[Entries from a dataset of interfaces]
※ ※ ※

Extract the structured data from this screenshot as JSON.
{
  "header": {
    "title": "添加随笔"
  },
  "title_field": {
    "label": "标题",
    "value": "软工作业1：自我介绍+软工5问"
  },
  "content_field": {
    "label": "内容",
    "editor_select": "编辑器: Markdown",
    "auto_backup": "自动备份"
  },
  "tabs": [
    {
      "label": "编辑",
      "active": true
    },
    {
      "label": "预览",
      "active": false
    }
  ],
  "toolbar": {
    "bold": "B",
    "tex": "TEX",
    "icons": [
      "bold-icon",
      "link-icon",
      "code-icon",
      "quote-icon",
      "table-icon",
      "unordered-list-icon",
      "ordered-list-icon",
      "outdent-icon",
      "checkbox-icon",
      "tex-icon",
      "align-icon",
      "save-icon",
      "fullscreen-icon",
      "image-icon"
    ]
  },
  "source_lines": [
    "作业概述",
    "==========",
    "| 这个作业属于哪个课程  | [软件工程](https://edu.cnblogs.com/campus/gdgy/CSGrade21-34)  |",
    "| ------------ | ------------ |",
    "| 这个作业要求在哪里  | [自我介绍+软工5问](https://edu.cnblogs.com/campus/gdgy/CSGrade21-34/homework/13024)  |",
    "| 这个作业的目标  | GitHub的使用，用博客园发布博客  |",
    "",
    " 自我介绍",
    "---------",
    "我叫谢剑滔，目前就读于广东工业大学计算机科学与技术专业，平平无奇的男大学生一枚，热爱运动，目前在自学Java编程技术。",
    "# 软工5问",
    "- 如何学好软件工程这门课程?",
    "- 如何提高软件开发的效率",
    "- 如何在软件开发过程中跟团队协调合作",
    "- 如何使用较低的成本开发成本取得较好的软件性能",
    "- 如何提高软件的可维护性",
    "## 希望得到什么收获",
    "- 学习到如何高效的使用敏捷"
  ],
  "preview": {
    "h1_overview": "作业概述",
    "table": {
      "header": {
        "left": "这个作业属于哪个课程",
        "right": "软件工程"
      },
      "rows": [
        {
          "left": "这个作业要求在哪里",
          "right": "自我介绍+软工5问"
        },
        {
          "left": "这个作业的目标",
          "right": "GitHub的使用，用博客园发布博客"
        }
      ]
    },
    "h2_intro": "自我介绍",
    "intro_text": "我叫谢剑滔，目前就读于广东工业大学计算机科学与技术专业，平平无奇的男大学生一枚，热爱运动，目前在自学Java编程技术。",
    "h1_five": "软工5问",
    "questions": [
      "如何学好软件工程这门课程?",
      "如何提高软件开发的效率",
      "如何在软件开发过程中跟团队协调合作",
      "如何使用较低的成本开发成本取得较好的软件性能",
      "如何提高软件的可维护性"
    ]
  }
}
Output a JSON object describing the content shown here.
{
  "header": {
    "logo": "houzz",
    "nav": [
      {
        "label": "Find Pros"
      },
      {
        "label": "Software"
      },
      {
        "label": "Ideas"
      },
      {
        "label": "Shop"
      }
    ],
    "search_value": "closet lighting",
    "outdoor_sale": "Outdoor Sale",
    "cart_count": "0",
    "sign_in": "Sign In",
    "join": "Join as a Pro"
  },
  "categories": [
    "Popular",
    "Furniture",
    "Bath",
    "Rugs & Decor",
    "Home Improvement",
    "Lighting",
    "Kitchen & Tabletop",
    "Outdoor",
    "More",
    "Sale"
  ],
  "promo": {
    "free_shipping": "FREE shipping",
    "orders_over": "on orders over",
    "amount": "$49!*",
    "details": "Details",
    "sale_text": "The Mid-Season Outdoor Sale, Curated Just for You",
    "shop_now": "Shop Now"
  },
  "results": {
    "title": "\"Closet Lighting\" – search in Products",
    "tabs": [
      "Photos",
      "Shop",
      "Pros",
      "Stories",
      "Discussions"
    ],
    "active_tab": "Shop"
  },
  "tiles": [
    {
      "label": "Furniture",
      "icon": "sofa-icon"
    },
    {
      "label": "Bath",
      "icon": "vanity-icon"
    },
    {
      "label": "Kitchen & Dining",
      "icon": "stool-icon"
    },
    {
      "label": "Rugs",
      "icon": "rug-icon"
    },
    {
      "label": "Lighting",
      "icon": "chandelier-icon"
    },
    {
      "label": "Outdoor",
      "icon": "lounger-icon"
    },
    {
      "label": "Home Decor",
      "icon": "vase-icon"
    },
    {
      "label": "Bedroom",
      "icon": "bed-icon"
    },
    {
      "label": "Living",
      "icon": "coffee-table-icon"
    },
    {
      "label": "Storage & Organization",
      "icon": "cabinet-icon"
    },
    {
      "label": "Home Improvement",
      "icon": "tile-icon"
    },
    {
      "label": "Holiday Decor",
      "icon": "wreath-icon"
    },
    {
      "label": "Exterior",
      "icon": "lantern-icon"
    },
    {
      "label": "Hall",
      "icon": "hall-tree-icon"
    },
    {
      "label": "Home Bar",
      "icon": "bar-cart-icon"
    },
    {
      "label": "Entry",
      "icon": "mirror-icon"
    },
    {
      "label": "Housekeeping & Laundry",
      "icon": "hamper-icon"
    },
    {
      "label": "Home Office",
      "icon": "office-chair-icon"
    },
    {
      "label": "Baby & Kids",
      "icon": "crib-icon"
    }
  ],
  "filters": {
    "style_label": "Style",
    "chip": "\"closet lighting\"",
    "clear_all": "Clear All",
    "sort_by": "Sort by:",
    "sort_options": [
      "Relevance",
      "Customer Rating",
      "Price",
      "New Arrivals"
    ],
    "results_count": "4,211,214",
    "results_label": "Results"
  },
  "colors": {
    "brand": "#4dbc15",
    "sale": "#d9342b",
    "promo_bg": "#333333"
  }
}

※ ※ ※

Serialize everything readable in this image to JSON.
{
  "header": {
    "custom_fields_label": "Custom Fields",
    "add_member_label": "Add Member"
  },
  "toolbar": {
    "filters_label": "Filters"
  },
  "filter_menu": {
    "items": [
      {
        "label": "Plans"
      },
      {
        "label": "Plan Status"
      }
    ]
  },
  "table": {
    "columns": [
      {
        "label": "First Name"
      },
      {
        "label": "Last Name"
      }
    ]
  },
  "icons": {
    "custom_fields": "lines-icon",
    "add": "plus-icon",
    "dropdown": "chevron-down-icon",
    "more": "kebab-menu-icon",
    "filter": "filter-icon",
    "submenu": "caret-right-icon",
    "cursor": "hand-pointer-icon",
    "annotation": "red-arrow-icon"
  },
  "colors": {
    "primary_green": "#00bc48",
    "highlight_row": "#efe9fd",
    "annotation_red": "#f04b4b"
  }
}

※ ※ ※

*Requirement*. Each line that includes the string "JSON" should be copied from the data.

*Problem solution*.
Extract the structured data from this screenshot as JSON.
Output a JSON object describing the content shown here.
Serialize everything readable in this image to JSON.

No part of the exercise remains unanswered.